Many of us will be enjoying the festival of Holi this year after a hiatus of two years due to the pandemic-induced lockdowns and restrictions. As we let our hair down, let us also learn some key financial lessons from this festival of colours.

Playing safe (Investing sensibly)Just as you take precautions by choosing organic colours to protect your skin and hair while playing Holi, following a sensible approach is a must in managing your hard-earned money. When investing, consider your age, personal risk profile, broader investment objective, the financial goals you are addressing, and the time in hand to achieve them. A need-based and focused approach will prove to be in the interest of your (financial) well-being, and like Holi, investing too can be a fun and rewarding experience.

Vibrant colours (Importance of diversification)When it comes to your investments, you need to diversify across various asset classes: equity, debt, gold, etc., so that it adds vitality to your portfolio. Diversification is one of the basic tenets of investing that helps mitigate the risk of loss from investing in any one single asset class, optimises risk-adjusted returns, and enhances the liquidity of your investment portfolio.

Savouring sweets (Accomplish your financial goals)Along with the colours, we also enjoy the delectable Gujiya, PuranPoli, etc., during the festival. Similarly, when it comes to your investments, you need to work hard to save a meaningful sum, invest it in productive investment avenues diligently, and be patient enough with your investment (give it enough time to grow) so that it turns out to be a fruitful experience and you accomplish the envisioned financial goals. The sooner you start your investment journey, by giving enough time to the power of compounding to work its magic, you would be able to achieve many of these goals comfortably.

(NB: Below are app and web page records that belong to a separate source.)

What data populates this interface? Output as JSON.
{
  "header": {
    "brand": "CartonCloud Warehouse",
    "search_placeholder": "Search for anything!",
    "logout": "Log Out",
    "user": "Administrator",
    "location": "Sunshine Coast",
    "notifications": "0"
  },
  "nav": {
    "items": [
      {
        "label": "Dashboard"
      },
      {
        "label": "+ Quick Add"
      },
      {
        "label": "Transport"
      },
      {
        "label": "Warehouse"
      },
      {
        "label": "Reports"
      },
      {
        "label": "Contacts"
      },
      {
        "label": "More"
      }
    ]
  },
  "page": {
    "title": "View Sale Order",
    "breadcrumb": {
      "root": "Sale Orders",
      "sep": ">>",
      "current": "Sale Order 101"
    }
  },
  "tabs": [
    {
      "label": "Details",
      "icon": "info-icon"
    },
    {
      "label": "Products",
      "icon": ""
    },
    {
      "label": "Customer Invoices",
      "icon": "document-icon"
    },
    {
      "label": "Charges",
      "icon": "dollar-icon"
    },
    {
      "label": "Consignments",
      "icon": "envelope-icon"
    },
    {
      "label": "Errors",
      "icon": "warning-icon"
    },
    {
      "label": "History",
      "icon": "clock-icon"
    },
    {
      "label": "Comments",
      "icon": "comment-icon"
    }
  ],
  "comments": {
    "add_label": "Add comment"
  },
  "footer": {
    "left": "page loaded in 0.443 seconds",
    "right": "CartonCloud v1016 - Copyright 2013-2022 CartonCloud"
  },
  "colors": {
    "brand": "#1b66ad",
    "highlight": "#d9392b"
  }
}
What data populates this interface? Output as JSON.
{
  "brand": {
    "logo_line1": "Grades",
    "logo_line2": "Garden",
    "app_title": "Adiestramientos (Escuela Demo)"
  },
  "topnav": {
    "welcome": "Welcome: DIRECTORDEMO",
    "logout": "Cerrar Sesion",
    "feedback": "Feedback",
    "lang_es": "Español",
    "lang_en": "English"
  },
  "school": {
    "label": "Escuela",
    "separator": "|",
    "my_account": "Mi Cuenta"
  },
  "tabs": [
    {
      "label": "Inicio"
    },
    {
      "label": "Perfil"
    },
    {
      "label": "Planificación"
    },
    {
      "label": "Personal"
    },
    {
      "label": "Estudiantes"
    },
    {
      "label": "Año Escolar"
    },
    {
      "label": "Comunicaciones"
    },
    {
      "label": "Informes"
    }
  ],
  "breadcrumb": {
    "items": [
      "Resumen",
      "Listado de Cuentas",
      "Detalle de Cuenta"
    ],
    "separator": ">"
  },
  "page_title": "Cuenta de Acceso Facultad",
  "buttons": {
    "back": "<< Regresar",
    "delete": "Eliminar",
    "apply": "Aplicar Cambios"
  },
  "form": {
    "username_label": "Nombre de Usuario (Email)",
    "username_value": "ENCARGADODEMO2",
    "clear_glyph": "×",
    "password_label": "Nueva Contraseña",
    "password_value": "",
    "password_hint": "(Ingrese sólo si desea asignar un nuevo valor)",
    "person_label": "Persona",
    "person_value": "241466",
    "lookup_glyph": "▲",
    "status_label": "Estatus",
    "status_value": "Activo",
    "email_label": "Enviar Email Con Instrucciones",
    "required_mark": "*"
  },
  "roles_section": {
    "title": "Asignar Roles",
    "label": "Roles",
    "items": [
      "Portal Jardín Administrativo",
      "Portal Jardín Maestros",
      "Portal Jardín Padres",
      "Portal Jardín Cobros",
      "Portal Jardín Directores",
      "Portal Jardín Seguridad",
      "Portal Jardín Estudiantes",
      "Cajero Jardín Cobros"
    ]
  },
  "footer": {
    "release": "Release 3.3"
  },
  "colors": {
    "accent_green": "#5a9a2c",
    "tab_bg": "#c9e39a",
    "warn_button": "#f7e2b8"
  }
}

Bonfire (Paring debt)Debt is not bad as long as it is within a manageable limit. The equated monthly instalments on all your loans should not exceed 35-40% of your monthly net take home pay. Pay your outstanding loans and utility bills diligently on time so they do not affect your credit score.If you have any debts, this Holi, take a vow to shed your debt before the holy fire of Holika.

The writer is chief business officer, Quantum Mutual Fund